The idea is sheer genius. The VFX even more so – credits to V Srinivas Mohan. It’s stunning to watch mobile phones fly in the air and come back, sometimes as haunting, murdering roads (yes), and most of the times as an evil bird, Pakshi. Honestly, 2.0 is a treat to the visual eye, it’s something Indian cinema has never witnessed before. But the screenplay! S Shankar’s idea is worth a million dollars, his ambition, commendable, but his writing is laid back, the screenplay, cluttered. There are smart and intentionally funny moments in the film, but they’re few. The first half is too stretched, Akshay Kumar gets an overtly long monologue. And while everything isn’t going in the right direction, the audience is rooting for the superstar. At the end of the film, even though I was complaining, the people around me weren’t. Everyone was as happy as the character artists in the film to have Chitti back. But the truth is that the film, at various places, is a mess. But do we need to make sense of a Rajnikanth film?
Amy Jackson plays Nila, another robot Dr Vaseegaran has created. And honestly, she seems so fit for the part. Her expressions are as absent as should be in a robot. Akshay Kumar as the antagonist is refreshing to look at at first, but you see him struggling to catch up to the screen presence of Rajnikanth.
Rajnikanth is in most of the film, as the doctor and different versions of Chitti. He even gets a 40 second name introduction in the opening credits of the film. He’s literally everywhere – in the lab, at meetings, running across the city, fighting Pakshi, romancing Nila and even Sana (Aishwarya Rai Bachchan) – he’s doing it all. And he’s doing all of this with such grandeur.
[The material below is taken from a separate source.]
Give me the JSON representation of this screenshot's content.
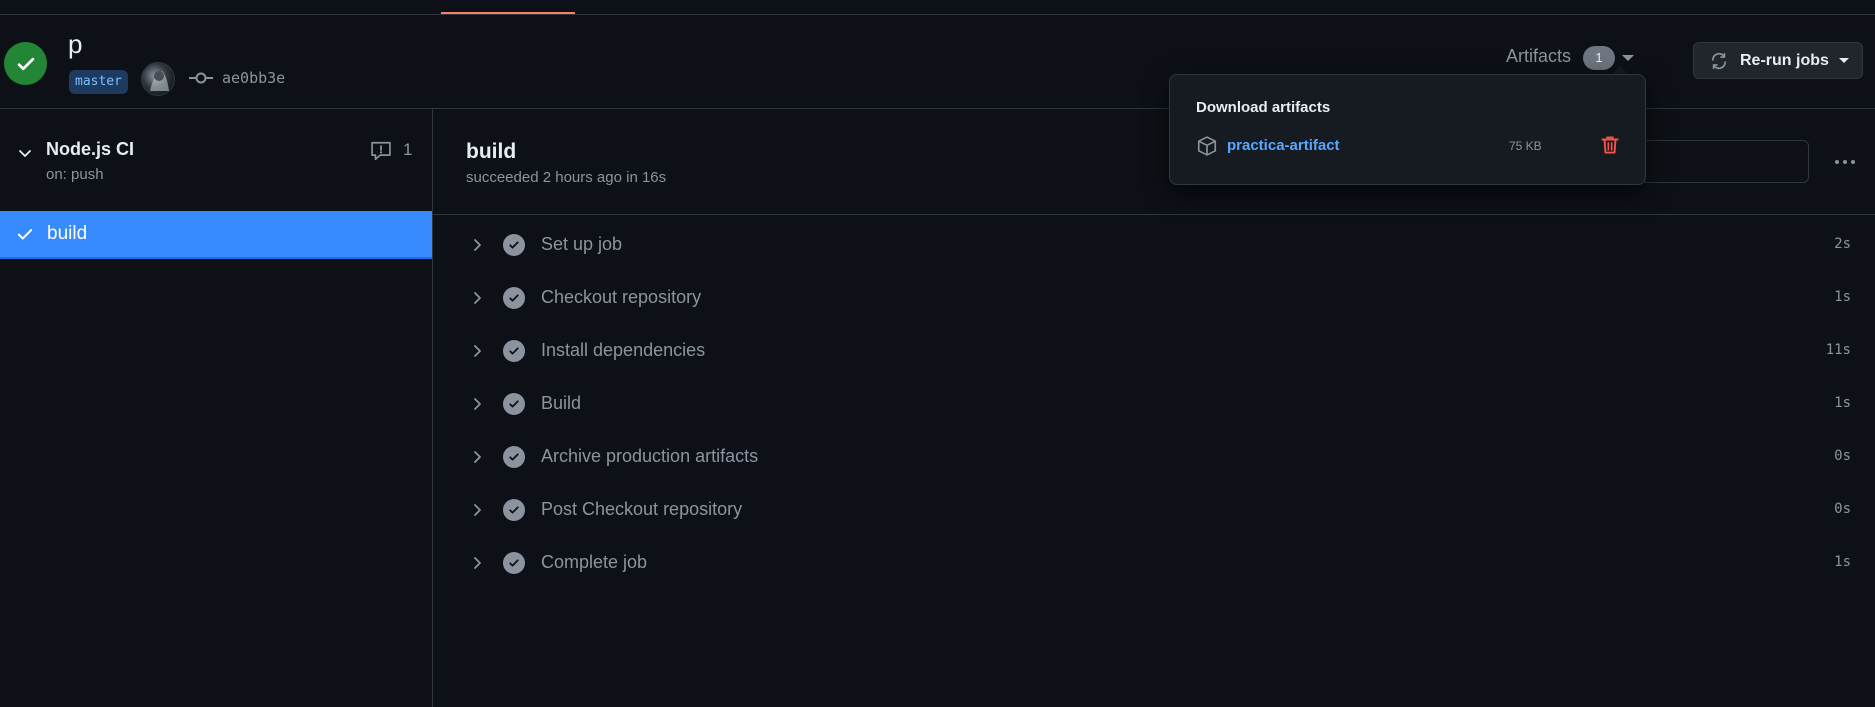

He’s definitely more than the superstar that he is.
All in all, had the writing and execution of the writing been a little well dealt with, this film could have matched the emotional quotients of Robot.